Author: C.J. Anaya
Genre: Contemporary romance
Six years ago, Midge Knightly walked away from her trust fund, her Hollywood producer father, and the expectation that she would join the family business. Avoiding handsome playboys with hidden agendas was just an added bonus. Now one semester shy of graduation, she is shocked to discover her scholarship has lost its funding.
Her estranged father is having problems of his own. A contestant on his latest reality TV series has cancelled two months before shooting.
Midge gets her trust fund back if she stands in as a potential marriage candidate for the dating series Marry Your Billionaire. Twenty women competing for one arrogant guy. Not Midge’s cup of tea. Agreeing to this proposition sucks her back into the world she happily broke ties from, but no trust fund equals no college degree.
Brody Prescott, CEO and owner of an online dating company, has recently been pegged as a heartless playboy-among other things-by a disgruntled female after a disappointing date.
Become the first bachelor on Marry Your Billionaire and hope that one of the contestants holds some potential. So what is he supposed to do when the woman who intrigues him the most wants to be eliminated?
Marry Your Billionaire is a fun, romantic romp set against the backdrop of reality TV. Throw on your PJ’s, grab some chocolate and popcorn, and settle in for an entertaining love story.
I won an eARC of this book through a giveaway a month or so back (I honestly don’t remember) and finally go around to reading it.
Madelyn “Midge” Knightly is a quirky character with quite some determination to have her way. She’s a girl who likes hiding behind big frames, avoiding social gatherings and spotlights, has a strained relationship with her director father and is an aspiring author.
Brody Prescott is the CEO of an online dating company and is out to repair his image in the society after a stunt pulled by his ex-girlfriend which dragged his company down. He’s charming, supportive, caring and is basically the whole package.

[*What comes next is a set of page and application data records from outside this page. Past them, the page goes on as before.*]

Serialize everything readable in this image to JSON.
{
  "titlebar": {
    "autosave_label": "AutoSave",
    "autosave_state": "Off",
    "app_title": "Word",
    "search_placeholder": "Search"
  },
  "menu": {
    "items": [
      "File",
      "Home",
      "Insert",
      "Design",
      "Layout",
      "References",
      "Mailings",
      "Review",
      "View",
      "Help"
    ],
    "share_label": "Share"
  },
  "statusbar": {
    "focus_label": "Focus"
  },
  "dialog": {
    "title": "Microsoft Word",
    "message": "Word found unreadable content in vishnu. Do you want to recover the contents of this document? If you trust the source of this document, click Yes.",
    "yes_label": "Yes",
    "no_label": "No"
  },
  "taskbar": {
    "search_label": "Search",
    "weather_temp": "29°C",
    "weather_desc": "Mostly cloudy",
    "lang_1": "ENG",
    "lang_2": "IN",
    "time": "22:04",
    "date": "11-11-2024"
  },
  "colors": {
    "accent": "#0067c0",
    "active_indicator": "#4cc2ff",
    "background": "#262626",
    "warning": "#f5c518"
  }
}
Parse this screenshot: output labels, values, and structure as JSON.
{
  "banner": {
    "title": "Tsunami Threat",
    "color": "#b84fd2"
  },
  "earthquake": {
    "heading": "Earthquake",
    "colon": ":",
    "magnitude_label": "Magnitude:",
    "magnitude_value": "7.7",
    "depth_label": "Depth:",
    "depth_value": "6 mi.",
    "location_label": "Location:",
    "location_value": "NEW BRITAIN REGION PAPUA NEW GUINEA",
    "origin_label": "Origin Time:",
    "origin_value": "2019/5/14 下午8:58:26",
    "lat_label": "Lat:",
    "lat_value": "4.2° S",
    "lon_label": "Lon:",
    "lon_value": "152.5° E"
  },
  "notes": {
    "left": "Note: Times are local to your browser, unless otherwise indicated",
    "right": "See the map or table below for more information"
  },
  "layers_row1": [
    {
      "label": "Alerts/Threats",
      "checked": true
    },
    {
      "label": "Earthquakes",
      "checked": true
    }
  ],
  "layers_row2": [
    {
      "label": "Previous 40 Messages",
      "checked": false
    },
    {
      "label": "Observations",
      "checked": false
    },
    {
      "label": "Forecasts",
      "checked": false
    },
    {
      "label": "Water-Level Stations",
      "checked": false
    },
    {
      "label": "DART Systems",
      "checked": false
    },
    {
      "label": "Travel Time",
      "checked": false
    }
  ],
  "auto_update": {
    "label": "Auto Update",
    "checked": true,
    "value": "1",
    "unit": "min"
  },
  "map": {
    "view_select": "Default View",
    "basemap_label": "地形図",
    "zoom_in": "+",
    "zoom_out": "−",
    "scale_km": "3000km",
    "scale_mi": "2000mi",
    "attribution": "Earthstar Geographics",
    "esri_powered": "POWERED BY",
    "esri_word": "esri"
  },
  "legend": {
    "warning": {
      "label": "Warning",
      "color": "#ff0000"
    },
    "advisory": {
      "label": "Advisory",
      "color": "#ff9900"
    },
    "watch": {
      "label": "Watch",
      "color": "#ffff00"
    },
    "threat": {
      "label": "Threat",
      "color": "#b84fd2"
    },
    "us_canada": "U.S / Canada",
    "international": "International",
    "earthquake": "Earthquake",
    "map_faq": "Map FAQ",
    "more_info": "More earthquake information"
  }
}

I didn’t find any element surprising or different in the story. It was a normal contemporary romance. Now that I’m done reading it, as I look back, I don’t come up with much depth in character or feelings in the story. It was all on the surface and sticking to the theme.
The book is good for when you want a light romance read—not too heavy with issues or sexual attraction, without much problem and confusion, without tragedy and deep sadness. What you read in the synopsis is exactly what you get and it’s all pretty light.
I read a bit a long time back, and continued again waay later. I didn’t have any problem continuing without rereading the previous parts because the story is pretty simple.
It’s a good book, but I don’t think I would go out and buy it for keeps, if given the choice.